Milton provides a justification for the execution of Charles I, which had taken place on 30 January 1649. Commissioned as Parliamentarian propaganda, this was explicitly designed to counter Royalist opposition to the execution.
Author: John Milton (1644)
Prose polemic opposing licensing and censorship. Among history's most influential and impassioned philosophical defences of the principle of a right to freedom of speech and expression, it expressed principles that would form the basis for modern justifications of that right.
Progressive political manifesto advocating for constitutional changes to the English State. Called for freedom of religion and equality under the law. Associated with the Levellers, who hoped to base England's new constitution off of it. Subject of the Putney debates.
A set of propositions intended to be a basis for a constitutional settlement after Parliamentary victory. Presented at the Putney debates as a moderate alternative to An Agreement of the People. Never adopted, but elements were later incorporated into the Instrument of Government.
(1643-46) -- later additions also available in EEBO
Collection of editions of the parliamentarian proto-newspaper Mercurius Britanicus , which frequently provoked and debated its royalist rival, Mercurius Aulicus.
(1643-46) -- later additions also available on EEBO
Collections of editions of the royalist proto-newspaper Mercurius Aulicus, which frequently provoked and debated its parliamentarian rival, Mercurius Britanicus.

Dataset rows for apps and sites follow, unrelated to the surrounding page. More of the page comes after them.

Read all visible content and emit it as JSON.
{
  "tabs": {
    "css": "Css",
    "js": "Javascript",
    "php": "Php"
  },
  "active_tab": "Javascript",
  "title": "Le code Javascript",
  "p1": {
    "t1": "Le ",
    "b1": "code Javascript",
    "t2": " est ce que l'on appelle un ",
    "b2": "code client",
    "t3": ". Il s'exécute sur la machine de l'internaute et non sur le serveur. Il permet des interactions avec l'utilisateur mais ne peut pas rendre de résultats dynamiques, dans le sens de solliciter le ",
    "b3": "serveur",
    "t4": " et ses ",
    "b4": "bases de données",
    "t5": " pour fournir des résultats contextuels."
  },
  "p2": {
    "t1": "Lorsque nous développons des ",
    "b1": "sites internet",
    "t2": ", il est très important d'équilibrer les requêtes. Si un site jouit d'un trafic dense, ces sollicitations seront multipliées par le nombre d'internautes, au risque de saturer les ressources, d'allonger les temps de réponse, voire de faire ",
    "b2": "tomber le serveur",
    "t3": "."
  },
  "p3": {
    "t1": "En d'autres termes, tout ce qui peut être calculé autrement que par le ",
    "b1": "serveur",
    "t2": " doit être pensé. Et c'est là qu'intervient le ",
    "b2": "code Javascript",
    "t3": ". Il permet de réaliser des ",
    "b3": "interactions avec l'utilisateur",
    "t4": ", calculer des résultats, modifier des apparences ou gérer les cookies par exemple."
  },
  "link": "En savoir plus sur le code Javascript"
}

Author: Philip Hunton (1643)
Attempting to establish a compromise between the Royalists and the Long-Parliamentarians, Hunton presents a holistic theory of balance of powers. Opposing all forms of absolutism, he argues that no power in a mixed government should be supreme.
Author: John Cook (1652)
Outspoken propaganda defending the execution of King Charles, calls the execution "one of the fattest sacrifices that Queen Justice ever had." In support of parliamentary absolutism, argues that monarchies violate the will of God and reason of men.